Post-hardcore trailblazers Silverstein have released their heaviest song ever, “Die Alone”, which features guest vocals from Comeback Kid’s Andrew Neufeld.
Silverstein and Neufeld joined forces for a fierce and arresting live performance of “Die Alone” in the official music video, directed by Wyatt Clough.
Vocalist Shane Told shares,
“Our roots are in fast hardcore and punk, it’s a style we have touched on over the years, but with the frustration and anger I felt at the time, I wanted to take this one all the way. I knew the song could benefit from a second voice, and thought of Andrew immediately. His signature snarl and delivery put this thing over the top.”
Lyrically, “Die Alone” discusses the power imbalance that often happens in one-sided friendships – where a toxic person controls another. It’s a classic theme, but one we have seen a lot more over the past few years with misinformation leading to tremendous pressure from people to act a certain way, or vote a certain way, or become a puppet for a negative cause.
The single is pulled from the band’s upcoming album, Misery Made Me, which is set for release on May 6, 2022, via UNFD /NSEW Recordings. On Misery Made Me, they find themselves spring-boarding off the heights they’ve reached over the past handful of years.
“For the first time in our career, we truly put it all out there. We went into this with no rules and no preconceived notions of what Silverstein is or what it could be. We somehow wrote the heaviest, saddest, catchiest, and most emotional songs in 22 years of being a band … all on the same album,” reveals Told.
Filled with moments of relentless energy throwing back to their punk and hardcore roots to visionary moments of modern heavy, Silverstein’s forthcoming album Misery Made Me fastens their status as torchbearers of the scene on all fronts. It’s both intriguing and inspiring that a band – who could have merely rested on the impressive legacy they’ve already cemented – would continue to dig deep and find the inspiration to reach people in meaningful new ways.
Ironically, amid all the positivity and connectivity injected into the creation of Misery Made Me, there comes a dark set of themes underpinning the album, as its title might suggest. The album is a depiction of Silverstein – and the world at large’s – collective turmoil, frustration, and anxiety.
“I wanted to explore the meaning of ‘misery’ as a main theme throughout the album,” says Told. “Despite the mountains climbed and boulders pushed during recent years, we were confronted by the weight and misery of staying relatively in the same place for a long period of time. Finding peace in the reality of this misery became important. The record is about the acceptance of a new reality and adapting to it.”
Ultimately, Misery Made Me finds the band trying to navigate the ever-worsening challenges of our modern world – angst, doomscrolling, and disassociation. It’s a record that is a product of the moment in time in which it was created yet doesn’t feel like it will date itself anytime soon, as many of its topics of loneliness, anxiety and isolation are eternal human struggles.
Misery Made Me is a campaign hinged on Silverstein’s reflection and gratitude for their roots, their honouring of their earliest fans, and their staunch desire to explore forward-thinking and adventurous ways to connect with new ones.
I’m Jenna, and I am the founder and editor of Canadian Beats.

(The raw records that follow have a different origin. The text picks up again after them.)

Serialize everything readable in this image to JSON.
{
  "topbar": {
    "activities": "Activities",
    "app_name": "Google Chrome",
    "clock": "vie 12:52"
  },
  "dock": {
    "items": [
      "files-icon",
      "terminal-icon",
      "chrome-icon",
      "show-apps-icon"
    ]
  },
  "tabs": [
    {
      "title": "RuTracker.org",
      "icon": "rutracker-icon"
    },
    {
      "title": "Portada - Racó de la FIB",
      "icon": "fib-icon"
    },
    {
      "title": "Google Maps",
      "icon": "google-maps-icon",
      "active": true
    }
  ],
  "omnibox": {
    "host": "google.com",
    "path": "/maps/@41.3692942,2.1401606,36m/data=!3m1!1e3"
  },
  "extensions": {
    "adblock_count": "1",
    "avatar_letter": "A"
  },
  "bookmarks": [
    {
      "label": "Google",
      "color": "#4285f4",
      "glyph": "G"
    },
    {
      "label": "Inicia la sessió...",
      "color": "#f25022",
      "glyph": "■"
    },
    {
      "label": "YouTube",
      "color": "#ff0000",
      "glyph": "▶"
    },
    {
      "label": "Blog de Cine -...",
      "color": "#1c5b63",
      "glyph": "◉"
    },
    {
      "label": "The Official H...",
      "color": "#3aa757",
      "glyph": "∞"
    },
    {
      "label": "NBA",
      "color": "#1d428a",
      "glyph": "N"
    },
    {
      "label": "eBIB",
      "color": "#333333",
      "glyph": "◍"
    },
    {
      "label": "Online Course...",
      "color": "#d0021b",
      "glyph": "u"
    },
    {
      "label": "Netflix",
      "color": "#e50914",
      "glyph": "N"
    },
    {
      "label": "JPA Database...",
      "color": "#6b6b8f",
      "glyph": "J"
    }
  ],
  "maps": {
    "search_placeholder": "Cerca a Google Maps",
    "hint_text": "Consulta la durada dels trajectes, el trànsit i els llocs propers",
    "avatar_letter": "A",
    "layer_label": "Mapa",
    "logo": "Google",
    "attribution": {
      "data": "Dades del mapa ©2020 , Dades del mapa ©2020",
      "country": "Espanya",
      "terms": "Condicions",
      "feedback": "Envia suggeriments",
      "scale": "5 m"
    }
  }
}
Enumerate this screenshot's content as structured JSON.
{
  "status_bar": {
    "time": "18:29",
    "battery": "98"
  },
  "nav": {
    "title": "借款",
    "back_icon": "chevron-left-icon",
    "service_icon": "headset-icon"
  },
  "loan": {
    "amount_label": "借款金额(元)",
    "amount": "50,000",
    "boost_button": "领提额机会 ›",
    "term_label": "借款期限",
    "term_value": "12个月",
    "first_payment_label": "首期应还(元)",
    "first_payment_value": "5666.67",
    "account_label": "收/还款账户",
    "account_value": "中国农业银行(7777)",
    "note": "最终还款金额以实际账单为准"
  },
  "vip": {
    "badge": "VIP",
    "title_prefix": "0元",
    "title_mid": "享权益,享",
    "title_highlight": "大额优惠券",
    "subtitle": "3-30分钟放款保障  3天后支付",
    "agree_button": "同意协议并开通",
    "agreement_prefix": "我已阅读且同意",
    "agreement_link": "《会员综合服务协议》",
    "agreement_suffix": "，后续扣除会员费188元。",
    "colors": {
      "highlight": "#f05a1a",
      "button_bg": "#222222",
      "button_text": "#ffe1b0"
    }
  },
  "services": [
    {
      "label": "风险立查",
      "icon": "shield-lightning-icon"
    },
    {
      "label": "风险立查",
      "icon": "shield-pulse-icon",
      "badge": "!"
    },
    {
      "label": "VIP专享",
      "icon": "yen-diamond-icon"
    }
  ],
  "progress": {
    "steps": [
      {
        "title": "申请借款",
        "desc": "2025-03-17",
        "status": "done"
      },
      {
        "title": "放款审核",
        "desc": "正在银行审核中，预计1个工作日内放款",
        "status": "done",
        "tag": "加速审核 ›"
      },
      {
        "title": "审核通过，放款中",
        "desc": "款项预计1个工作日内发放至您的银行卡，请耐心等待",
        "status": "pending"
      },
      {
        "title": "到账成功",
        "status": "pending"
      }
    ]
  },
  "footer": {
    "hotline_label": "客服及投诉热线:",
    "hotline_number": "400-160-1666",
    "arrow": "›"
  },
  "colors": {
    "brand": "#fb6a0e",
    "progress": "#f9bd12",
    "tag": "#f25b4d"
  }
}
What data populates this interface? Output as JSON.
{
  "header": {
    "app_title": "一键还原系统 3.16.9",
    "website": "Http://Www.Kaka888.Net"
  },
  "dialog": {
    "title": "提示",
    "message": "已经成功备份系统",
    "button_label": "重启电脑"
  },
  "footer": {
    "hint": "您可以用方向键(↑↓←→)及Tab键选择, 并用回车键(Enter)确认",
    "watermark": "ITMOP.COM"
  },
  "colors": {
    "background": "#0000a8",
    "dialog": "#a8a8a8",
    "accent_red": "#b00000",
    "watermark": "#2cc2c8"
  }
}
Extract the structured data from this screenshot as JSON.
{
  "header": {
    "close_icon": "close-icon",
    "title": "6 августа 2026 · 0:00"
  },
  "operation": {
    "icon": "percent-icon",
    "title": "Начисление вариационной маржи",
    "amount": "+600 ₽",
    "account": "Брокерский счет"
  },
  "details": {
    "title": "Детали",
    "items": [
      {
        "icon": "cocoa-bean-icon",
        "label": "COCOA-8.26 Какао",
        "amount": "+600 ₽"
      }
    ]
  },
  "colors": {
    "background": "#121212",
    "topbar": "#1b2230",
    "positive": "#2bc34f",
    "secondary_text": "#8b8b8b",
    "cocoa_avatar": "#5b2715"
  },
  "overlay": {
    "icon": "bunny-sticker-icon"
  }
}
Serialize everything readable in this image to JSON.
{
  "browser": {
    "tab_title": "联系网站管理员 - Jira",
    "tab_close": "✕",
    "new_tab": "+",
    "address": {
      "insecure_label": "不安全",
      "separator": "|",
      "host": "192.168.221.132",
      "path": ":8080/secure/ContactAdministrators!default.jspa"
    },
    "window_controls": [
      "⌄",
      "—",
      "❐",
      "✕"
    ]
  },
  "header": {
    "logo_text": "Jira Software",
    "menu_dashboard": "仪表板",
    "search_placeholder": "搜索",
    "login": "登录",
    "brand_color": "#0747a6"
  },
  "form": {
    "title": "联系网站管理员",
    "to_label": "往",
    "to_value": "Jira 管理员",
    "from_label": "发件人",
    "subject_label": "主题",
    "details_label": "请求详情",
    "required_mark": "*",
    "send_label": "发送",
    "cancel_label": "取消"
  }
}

I have had a strong love for Canadian music, which started many years ago. I have a passion for promoting these talented Canadian bands and artists, and that’s how Canadian Beats came to be. I am so proud of what it has become over the last few years, with many talented music lovers and writers coming together to spread the word of Canada’s music.